Brno was named a European City of the Future by fDi Magazine in 2008 – an accolade that mayor Roman Onderka cites as instrumental in changing perceptions and raising the profile of the Czech Republic’s ‘second city’.
“In receiving this award we have been more visible within the EU and have improved our image. For many years we have been in the shadow of the capital, Prague – because we are a university city, each king was educated in Brno and after graduation he left for Prague,” he says.
“This award contributes to the fact that representatives of businesses and industries have started to get interested in our city. For example, we launched the co-operation with the Mayo Clinic in the US and we are the first in Europe to start such co-operation,” he says.
“A European research park is also under construction and we will receive money from the EU equalling Kcs8bn [€301.3bn],” adds Mr Onderka.
Brno’s long-standing position as an educational hub is the basis of its appeal to investors during the current period of international economic turbulence. “The advantage of the city is that there are 12 universities. The city of Brno has almost 400,000 inhabitants and there are 80,000 university students,” he says.
“The link between the city, universities and businesses is a good opportunity to create added value. Due to this added value, foreign companies such as Honeywell and others are coming to Brno. With all this, I think that Brno has the possibility of being an island in these stormy waters,” says the mayor.

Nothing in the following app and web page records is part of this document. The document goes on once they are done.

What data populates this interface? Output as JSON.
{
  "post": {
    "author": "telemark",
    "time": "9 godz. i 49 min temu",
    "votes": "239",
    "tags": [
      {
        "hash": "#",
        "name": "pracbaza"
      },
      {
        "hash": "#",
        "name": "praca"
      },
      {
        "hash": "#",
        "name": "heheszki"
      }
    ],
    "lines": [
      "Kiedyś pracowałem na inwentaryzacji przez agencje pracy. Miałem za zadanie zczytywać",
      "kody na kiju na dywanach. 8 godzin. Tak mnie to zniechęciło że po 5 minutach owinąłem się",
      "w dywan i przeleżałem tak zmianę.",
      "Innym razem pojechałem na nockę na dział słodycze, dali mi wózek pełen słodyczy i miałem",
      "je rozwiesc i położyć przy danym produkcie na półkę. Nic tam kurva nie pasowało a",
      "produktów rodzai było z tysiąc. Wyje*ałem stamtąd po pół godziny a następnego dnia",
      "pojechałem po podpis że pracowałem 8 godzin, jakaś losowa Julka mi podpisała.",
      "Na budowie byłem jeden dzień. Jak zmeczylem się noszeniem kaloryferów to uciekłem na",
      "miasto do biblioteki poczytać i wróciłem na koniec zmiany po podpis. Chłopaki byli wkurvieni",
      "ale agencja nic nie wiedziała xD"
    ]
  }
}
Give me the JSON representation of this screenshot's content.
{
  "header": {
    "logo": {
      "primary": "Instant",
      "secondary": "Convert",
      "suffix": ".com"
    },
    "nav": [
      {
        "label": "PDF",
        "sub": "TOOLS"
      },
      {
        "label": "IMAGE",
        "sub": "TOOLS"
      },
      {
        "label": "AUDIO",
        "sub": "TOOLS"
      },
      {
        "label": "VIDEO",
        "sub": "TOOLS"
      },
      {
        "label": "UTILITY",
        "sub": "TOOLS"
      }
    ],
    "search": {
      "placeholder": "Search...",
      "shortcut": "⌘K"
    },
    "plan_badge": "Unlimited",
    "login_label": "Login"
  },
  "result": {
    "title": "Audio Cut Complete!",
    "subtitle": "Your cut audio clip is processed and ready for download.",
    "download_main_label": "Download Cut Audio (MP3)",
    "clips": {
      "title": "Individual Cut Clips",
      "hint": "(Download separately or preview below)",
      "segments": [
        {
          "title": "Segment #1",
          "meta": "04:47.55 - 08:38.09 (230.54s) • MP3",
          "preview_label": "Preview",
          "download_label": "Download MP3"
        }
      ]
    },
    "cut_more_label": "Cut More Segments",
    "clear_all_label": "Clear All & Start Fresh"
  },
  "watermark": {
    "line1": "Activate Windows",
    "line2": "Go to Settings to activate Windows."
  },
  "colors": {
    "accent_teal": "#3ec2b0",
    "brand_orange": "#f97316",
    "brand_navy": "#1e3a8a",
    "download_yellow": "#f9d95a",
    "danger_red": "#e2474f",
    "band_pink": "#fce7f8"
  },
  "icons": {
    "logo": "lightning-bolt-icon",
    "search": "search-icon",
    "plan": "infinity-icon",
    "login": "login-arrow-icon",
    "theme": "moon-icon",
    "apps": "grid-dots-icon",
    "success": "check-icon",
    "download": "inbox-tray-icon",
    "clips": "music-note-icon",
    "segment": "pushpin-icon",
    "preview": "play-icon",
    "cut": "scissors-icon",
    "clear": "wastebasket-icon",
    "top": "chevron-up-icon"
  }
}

Not only that, it is a centrally located island too. “We always say that Brno is the heart of the Republic and now we are saying that we are the heart of Europe.”